A "one click" solution for deploying CI to EC2
Lando Calrissian relies on Lobot to keep Cloud City afloat, and now you can rely on Lobot to keep your continuous integration server running in the cloud. Lobot is a gem that will help you spin-up, bootstrap, and install Jenkins for CI for your Rails app on Amazon EC2.
What do I get?
- rake tasks for starting a CI instance
- capistrano tasks for bootstrapping and deploying to an EC2 instance
- chef recipes for configuring a Centos server to run Jenkins and build Rails projects.
all you'll need to do is run the following commands:

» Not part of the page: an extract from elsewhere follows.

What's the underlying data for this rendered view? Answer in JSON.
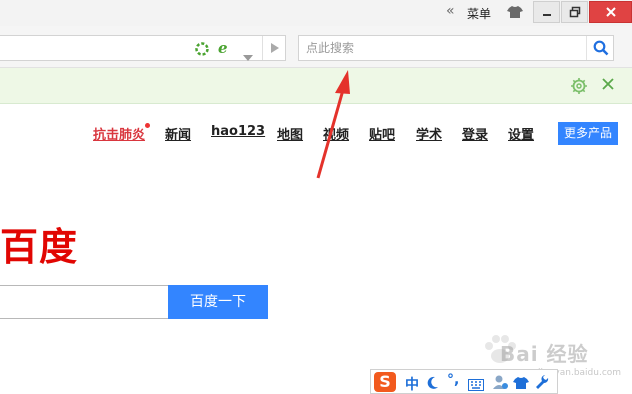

rails g lobot:install rails g lobot:config rake ci:server_start cap ci bootstrap cap ci chef
Read on for an explanation of what each one of these steps does.
Add lobot to your Gemfile, in the development group:
gem "lobot", :group => :development
Lobot is a Rails 3 generator. Rails 2 can be made to work, but you will need to copy the template files into your project.
rails g lobot:install
You can use a generator to interatively generate the config/ci.yml that includes some reasonable defaults and explanations
rails g lobot:config
Alternatively, manually edit config/ci.yml
--- app_name: # a short name for your application app_user: # the user created to run your CI process git_location: # The location of your remote git repository which Jenkins will poll and pull from on changes. basic_auth: - username: # The username you will use to access the Jenkins web interface password: # The password you will use to access the Jenkins web interface credentials: aws_access_key_id: # The Access Key for your Amazon AWS account aws_secret_access_key: The Secret Access Key for your Amazon AWS account provider: AWS # leave this one alone server: name: run 'rake ci:server_start to populate' instance_id: run 'rake ci:server_start to populate' build_command: ./script/ci_build.sh ec2_server_access: key_pair_name: myapp_ci id_rsa_path: ~/.ssh/id_rsa github_private_ssh_key_path: ~/.ssh/id_rsa
For security, you can add ci.yml to your .gitignore file and store a ci.yml.example without authentication credentials in your repository
Keep in mind that the default build script ci_build.sh uses the headless gem and jasmine. You'll want to add those to your Gemfile or change your build command.
Modify the soloistrc if necessary
Switch postgres to mysql, or add your own recipes for your own dependencies.
Starting your lobot instance
Launch an instance, allocate and associates an elastic IP and updates ci.yml:
Bootstrap the instance using the boostrap_server.sh script generated by Lobot. The script instals ruby prerequisites, creates the app_user account, and installs RVM for that user:
cap ci bootstrap
Upload the contents of your chef/cookbooks/ directory, upload the soloistrc, and run chef:
cap ci chef
Shell access for your instance
Terminating your instance and deallocating the elastic IP
Suspending your instance
cimonitor and CCMenuAdd your new CI instance to
Lobot can generate the config for you, just run:
- rvm (the gem - it configures capistrano to use RVM on the server)
Lobot is tested using rspec, generator_spec and cucumber. Cucumber provides a full integration test which can generate a rails application, push it to github, start a server and bring up CI for the generated project. You'll need a git repository (which should not have any code you care about) and an AWS account to run the whole test suite. It costs about $0.50 and takes about half an hour. It will attempt to terminate the server however you should verify this so you do not get charged additional money. Use the secrets.yml.example to create a secrets.yml file with your account information.
Lobot is in its infancy and we welcome pull requests. Pull requests should have test coverage for quick consideration.
Lobot is MIT Licensed and © Pivotal Labs. See LICENSE.txt for details.